Two survivors of a Cheyenne Indian attack, the young and beautiful Cresta (Candice Bergen) and Honus (Peter Strauss) a private from the Calvary must travel through treacherous western terrain avoiding other attacks while also finding the Calvary’s base camp. Along the way the two start a romance despite wide differences in their temperaments and perspectives. Honus supports the position of his country and government without question while Cresta is more sympathetic to the Indians, but this all comes to a crashing halt when they witness an assault by the U.S. army on a peaceful Indian camp, which shocks Honus and changes his perspective on things forever.
The film is mainly known for its notoriously violent ending, which at the time was unprecedented for its use of explicitly savage imagery and remains controversial to this day, but before we get to that I’d like to go over what I did liked about the movie, which for the most part is still watchable.
Filmed in Mexico in October of 1969 the stunning views of the wide open terrain is sumptuously captured by cinematographer Robert B. Hauser, which is enough to keep one enthralled with it despite its otherwise flimsy plot. I also enjoyed Buffy Sainte Marie’s rousing opening title tune, but the rest of the music score by Roy Budd seems misplaced. During the attack that starts out the film it is booming and orchestral almost like it wants to replicate the sound and mood of a conventional western even though this is supposedly a revisionist one. At other times it takes away from the potential grittiness by being played when it was not needed and sounding too modern for the time period.
Strauss in only his second film is marvelous and makes his naïve and rigid character believable and likable, but I was perplexed how someone lost in the wild for days and weeks and sometimes without food or even a gun could still remain clean shaven.

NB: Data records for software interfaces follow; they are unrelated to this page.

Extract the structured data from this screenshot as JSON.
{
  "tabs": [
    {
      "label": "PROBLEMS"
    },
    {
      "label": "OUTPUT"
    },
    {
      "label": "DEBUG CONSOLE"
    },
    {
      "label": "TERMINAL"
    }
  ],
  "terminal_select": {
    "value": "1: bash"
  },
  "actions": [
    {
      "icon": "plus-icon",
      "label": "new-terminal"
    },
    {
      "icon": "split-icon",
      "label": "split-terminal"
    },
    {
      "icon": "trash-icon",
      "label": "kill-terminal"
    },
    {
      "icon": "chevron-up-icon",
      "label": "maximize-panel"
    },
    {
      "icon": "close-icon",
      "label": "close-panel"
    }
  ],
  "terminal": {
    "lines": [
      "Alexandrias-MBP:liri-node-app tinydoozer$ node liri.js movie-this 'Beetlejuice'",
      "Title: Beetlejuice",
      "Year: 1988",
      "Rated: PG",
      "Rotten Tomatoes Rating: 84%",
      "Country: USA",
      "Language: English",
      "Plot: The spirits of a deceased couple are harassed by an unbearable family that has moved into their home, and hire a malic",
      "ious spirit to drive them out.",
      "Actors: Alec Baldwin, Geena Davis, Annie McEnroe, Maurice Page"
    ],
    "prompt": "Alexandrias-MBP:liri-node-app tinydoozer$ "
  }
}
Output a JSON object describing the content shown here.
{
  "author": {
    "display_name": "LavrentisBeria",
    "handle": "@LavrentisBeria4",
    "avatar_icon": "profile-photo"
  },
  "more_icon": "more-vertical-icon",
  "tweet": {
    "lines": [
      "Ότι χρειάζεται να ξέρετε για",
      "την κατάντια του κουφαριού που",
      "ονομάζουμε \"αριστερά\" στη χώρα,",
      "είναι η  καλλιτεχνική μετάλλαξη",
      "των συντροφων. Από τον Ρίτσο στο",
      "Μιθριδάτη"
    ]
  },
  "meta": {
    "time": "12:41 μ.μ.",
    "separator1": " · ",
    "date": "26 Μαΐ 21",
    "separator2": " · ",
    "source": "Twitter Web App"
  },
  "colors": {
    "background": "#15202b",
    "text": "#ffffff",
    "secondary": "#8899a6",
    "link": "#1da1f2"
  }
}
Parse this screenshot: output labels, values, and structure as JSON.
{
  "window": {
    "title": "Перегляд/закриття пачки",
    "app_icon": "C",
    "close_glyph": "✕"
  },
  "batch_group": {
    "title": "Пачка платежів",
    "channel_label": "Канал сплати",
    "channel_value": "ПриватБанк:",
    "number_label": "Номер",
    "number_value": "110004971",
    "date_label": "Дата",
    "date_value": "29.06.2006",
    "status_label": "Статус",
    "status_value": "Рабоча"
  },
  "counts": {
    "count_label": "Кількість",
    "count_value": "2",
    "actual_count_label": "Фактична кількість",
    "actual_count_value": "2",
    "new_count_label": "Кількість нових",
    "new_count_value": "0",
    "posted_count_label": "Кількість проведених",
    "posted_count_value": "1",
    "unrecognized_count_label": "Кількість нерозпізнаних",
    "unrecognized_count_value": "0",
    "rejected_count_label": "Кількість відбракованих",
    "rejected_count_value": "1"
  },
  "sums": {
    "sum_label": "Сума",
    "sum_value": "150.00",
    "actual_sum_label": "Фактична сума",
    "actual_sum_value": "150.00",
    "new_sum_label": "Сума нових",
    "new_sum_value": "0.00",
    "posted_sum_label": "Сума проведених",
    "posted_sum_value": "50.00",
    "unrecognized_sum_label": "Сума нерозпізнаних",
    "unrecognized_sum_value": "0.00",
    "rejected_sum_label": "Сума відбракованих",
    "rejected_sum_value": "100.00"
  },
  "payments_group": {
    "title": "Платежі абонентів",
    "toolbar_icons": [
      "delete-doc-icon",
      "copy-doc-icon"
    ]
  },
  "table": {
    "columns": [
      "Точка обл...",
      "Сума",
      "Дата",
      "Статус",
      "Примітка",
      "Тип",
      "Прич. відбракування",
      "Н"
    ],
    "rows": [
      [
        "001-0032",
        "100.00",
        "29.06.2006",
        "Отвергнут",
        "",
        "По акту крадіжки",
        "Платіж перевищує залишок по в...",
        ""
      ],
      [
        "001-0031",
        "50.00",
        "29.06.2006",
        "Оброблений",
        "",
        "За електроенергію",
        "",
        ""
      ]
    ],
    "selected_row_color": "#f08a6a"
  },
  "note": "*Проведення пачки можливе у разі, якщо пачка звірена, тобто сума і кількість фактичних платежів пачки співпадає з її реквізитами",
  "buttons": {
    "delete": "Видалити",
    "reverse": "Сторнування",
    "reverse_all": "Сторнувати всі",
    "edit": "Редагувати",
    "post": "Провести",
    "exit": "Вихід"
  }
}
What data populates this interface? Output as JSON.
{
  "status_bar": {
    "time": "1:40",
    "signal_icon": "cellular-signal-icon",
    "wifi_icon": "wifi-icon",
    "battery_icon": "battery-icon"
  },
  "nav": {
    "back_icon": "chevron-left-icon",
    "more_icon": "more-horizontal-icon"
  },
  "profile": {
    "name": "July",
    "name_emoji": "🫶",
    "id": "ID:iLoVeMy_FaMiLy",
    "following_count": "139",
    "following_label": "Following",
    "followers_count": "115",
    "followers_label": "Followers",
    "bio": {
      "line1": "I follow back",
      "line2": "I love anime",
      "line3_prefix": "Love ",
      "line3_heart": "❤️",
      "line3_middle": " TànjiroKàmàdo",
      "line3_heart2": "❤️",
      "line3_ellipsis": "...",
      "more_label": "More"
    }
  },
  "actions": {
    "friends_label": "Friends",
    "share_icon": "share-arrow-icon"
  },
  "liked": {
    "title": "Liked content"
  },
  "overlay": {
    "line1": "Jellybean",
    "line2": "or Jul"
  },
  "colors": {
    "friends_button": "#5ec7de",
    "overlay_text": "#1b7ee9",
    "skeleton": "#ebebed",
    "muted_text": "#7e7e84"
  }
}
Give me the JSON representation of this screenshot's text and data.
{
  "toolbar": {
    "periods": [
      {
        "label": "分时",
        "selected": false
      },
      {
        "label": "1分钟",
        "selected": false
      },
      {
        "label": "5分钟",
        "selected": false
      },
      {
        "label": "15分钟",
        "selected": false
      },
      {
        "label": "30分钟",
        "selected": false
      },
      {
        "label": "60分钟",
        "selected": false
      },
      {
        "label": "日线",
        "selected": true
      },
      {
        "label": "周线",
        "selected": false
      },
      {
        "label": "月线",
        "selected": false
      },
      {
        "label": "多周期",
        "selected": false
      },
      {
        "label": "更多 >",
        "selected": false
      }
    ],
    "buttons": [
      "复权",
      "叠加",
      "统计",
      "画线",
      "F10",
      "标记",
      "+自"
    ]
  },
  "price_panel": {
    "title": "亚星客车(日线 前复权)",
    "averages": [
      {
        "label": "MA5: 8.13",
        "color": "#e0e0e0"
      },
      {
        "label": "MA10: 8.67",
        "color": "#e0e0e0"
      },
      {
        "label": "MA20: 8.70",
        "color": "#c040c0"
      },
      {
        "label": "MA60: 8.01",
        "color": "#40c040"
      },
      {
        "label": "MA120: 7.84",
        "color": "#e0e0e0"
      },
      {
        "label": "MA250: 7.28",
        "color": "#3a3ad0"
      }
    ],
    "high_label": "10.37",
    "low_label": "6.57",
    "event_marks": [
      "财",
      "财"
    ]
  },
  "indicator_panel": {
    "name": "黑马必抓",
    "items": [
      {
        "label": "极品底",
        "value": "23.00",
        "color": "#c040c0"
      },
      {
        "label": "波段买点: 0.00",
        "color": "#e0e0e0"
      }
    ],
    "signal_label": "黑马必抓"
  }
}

Bergen as his female counterpart is great as well and beautiful. The fact that she is foul mouthed and very self-sufficient while Honas is more timid makes for a nice reversal of the sexual stereotypes, which helps propel the film during the first half. However, it eventually gets overplayed as Bergen’s character starts to display too many attitudes and behaviors from someone that was ahead-of-her-time until it seemed like she was really a late ‘60’s student radical that somehow got pulled into a western setting instead of a person that had actually lived during that era.
Donald Pleasence, a highly talented character actor who did many varied roles during his career gets one of best ones here while wearing a pair of false teeth that make him almost unrecognizable. His chase of the two when they destroy his wagon lends some much needed tension in what is otherwise a dronie romance.
The Indian massacre that climaxes the film is based on the Sand Creek Massacre that occurred on November 29, 1864. Although the film incorrectly states during its denouncement that is was led by Nelson A. Mills it was actually U.S. Army Colonel John Chivington who ordered a band of 700 men to attack a peaceful Indian village where between 150 and 200 Indians were killed most of whom where women and children.
The film portrays Bergen’s character as being the only white person outraged at the slaughter, which isn’t true as many people from the era where appalled by the news when it was found out and the attack was condemned by the army after it was investigated. Chivington was then forced to resign where he lived out the rest of his life in almost total ostracism by every community he moved to. There were also two officers in the Calvary who refused Chivington’s orders to attack and told the men under their command to hold their fire, which doesn’t get shown at all.
Although the movie does leave some effective haunting images it would’ve worked better had it been a documentary, or a reenactment that concentrated fully on the attack while also showing its aftermath and what lead up to it. It should’ve also been better researched, accurate and balanced instead of feeling the need to pander to the political fervor of its day with stagy over-the-top dramatics and a clumsily trying to tie it in to the My Lai Massacre that has forever stigmatized it as being nothing more than dated emotionally manipulative propaganda.
My Rating: 5 out of 10
Released: August 12, 1970
Runtime: 1Hour 55Minutes
Director: Ralph Nelson
Studio: AVCO Embassy Pictures
Available: VHS, DVD, Blu-ray (Region 2), Amazon Instant Video, YouTube